Interface dataset entries:
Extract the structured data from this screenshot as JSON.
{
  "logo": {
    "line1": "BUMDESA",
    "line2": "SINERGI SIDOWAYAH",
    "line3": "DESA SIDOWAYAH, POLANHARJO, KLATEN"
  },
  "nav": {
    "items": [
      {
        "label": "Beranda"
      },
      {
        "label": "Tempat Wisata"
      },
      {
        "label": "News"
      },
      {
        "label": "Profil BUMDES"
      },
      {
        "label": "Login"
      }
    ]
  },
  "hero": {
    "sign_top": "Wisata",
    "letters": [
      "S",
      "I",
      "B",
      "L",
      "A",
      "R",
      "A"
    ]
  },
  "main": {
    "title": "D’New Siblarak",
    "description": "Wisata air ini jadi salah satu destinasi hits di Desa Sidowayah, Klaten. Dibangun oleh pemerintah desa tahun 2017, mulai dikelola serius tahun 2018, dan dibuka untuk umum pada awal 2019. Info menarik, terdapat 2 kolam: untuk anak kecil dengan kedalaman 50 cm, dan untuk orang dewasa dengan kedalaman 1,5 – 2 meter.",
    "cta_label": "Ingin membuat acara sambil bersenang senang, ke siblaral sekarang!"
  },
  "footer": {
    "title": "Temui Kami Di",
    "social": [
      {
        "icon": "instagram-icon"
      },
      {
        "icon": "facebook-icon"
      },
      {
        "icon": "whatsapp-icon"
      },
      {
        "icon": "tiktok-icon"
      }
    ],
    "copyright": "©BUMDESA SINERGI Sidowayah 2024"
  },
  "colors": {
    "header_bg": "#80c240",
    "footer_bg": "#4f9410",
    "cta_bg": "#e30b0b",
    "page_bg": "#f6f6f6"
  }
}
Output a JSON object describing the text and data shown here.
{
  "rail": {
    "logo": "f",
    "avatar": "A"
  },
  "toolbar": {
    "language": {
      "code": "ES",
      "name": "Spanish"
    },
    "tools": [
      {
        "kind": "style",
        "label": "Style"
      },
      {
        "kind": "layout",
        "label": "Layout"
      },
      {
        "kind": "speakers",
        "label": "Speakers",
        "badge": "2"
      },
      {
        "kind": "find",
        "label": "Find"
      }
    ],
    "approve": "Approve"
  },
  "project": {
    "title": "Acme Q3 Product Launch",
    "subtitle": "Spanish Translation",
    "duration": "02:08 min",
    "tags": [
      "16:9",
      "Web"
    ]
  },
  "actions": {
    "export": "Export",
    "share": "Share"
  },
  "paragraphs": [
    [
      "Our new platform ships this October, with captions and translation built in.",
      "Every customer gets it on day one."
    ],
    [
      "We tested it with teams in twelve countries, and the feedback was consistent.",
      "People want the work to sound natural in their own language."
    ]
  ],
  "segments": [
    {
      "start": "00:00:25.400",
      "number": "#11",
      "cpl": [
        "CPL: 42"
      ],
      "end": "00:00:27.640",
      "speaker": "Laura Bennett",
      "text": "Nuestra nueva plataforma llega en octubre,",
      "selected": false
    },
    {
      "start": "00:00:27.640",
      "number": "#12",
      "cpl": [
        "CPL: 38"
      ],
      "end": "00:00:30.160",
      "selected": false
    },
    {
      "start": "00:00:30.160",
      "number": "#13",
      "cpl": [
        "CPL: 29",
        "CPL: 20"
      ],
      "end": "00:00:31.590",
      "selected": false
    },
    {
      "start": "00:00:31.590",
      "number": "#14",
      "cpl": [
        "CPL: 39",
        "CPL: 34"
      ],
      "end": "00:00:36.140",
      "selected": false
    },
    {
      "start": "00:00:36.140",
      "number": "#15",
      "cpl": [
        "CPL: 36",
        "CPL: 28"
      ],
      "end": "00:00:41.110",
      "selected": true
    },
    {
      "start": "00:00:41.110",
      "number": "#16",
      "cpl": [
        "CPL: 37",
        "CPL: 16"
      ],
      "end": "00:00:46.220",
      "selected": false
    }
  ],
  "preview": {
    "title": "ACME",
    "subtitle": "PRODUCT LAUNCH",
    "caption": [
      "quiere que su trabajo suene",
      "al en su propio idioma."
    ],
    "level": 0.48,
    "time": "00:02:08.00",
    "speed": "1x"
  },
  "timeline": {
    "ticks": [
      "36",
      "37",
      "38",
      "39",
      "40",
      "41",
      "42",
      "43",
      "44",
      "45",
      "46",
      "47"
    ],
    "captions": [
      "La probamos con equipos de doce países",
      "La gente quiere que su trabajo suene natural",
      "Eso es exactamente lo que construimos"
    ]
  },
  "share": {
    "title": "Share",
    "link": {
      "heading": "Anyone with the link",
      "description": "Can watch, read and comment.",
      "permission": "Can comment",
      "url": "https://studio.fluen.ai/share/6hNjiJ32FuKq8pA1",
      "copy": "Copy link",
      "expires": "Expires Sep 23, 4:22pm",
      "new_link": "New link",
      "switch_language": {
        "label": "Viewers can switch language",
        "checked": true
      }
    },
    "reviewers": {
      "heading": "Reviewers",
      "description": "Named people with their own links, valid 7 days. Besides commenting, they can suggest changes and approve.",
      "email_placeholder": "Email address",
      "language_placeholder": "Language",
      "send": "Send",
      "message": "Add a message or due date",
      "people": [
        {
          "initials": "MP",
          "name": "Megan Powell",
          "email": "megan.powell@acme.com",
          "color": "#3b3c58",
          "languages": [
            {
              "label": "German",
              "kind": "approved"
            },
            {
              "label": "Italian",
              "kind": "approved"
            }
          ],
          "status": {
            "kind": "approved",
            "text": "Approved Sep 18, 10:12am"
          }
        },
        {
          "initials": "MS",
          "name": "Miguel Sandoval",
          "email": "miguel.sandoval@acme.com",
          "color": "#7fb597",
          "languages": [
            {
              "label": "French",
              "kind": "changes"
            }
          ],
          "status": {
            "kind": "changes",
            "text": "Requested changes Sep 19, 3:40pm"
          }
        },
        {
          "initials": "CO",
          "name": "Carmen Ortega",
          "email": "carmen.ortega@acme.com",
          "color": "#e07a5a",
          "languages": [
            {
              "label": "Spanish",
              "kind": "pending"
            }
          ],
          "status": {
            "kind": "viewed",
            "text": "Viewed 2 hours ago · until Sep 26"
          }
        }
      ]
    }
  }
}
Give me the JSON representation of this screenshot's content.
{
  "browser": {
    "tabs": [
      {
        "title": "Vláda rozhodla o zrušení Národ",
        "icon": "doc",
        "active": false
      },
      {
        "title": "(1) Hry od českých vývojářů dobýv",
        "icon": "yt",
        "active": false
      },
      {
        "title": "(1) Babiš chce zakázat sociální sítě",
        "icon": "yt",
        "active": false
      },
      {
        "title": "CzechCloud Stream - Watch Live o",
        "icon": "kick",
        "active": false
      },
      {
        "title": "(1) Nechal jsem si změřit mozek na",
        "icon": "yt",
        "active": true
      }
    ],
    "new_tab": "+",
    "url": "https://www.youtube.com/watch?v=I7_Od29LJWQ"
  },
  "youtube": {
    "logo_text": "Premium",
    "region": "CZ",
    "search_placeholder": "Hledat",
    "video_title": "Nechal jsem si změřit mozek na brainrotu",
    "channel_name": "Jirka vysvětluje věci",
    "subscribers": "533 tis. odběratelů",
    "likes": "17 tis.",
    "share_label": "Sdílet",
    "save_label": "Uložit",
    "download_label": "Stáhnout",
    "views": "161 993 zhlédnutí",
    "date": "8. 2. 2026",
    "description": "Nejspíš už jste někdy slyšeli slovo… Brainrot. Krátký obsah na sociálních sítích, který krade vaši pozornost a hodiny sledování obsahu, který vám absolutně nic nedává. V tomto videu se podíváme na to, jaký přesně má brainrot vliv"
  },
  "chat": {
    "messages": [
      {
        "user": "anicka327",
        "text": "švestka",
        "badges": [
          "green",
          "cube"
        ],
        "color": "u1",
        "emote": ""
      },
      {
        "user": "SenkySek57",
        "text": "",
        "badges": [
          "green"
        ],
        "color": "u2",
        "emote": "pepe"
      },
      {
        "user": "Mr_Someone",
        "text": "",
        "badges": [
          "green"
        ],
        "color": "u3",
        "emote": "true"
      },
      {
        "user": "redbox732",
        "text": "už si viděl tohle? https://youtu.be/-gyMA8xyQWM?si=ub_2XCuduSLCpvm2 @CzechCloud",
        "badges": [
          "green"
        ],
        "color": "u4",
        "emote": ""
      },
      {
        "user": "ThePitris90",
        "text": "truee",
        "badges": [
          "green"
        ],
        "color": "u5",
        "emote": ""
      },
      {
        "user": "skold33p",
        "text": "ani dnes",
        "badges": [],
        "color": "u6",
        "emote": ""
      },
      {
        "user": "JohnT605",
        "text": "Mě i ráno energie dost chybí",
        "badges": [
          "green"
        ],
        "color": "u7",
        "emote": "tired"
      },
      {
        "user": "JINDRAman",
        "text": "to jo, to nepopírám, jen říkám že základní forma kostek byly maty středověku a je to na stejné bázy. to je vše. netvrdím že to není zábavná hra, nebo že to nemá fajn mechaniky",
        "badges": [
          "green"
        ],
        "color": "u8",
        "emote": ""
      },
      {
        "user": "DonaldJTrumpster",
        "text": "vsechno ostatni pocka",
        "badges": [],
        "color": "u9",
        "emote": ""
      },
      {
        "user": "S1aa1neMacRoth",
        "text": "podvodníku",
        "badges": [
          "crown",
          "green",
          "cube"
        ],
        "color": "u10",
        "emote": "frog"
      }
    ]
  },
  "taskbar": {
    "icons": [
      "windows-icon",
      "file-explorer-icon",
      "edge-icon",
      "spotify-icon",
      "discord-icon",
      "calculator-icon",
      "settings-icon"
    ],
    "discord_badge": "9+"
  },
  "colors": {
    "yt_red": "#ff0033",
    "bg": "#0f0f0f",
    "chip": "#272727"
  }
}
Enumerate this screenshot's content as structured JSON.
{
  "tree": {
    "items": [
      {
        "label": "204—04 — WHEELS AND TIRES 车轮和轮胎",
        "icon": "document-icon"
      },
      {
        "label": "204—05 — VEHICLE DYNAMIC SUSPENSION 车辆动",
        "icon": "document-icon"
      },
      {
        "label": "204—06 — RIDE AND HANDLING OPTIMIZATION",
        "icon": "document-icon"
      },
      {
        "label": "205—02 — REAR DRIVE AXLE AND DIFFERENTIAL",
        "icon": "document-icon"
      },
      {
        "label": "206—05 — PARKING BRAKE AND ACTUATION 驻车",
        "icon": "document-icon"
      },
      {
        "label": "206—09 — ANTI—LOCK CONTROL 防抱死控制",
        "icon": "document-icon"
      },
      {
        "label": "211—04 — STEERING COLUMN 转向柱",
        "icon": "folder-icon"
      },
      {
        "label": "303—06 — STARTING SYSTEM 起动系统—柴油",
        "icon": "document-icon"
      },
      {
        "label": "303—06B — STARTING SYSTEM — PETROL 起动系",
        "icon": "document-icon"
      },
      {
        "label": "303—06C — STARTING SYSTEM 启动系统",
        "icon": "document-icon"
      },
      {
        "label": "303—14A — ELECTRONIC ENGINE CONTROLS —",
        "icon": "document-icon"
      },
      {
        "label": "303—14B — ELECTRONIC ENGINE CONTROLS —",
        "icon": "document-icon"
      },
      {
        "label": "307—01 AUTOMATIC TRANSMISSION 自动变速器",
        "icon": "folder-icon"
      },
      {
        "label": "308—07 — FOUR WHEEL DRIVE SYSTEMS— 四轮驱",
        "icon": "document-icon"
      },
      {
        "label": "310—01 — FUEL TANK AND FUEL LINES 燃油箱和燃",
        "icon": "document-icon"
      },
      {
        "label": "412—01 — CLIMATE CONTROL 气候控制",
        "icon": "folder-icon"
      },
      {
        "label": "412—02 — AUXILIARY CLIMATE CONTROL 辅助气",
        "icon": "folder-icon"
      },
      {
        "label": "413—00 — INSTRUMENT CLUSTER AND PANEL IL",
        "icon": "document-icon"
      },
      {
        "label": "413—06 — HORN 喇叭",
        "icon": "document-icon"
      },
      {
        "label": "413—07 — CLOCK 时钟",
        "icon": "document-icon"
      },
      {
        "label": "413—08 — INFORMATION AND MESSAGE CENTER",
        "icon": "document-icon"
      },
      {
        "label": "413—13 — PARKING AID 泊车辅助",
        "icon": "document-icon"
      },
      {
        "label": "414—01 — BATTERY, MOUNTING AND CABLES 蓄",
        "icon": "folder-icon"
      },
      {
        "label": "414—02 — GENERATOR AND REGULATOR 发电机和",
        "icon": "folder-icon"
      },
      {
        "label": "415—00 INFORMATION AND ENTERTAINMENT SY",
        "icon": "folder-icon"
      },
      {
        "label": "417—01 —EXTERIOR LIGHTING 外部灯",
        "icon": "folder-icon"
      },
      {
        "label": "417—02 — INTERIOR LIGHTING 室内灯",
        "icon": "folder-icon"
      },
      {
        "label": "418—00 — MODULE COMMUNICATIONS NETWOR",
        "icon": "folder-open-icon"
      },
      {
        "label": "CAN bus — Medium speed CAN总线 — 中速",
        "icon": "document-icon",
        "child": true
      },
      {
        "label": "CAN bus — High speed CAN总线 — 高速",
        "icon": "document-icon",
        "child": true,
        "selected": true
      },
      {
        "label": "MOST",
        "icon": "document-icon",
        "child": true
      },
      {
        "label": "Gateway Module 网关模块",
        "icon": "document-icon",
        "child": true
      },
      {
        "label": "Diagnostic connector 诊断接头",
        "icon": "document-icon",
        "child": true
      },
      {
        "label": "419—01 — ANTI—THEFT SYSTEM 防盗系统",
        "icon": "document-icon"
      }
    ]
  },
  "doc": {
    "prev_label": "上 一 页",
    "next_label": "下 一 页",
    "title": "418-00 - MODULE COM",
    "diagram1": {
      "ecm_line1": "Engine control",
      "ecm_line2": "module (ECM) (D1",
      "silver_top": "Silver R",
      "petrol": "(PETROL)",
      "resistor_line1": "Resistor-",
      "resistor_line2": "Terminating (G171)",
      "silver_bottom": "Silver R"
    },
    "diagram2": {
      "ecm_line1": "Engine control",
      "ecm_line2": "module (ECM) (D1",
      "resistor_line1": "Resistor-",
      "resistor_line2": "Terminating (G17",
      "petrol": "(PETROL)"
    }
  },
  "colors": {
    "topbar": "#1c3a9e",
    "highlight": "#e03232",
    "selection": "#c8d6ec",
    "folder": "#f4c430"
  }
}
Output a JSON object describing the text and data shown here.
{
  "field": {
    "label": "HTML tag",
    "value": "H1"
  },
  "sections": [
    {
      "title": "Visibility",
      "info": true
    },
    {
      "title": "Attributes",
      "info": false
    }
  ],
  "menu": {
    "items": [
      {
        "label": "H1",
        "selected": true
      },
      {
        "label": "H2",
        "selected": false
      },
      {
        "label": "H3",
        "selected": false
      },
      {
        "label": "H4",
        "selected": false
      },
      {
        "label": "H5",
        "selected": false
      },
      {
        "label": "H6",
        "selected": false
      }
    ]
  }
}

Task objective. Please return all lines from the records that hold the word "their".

Exercise response.
      "People want the work to sound natural in their own language."
      "description": "Named people with their own links, valid 7 days. Besides commenting, they can suggest changes and approve.",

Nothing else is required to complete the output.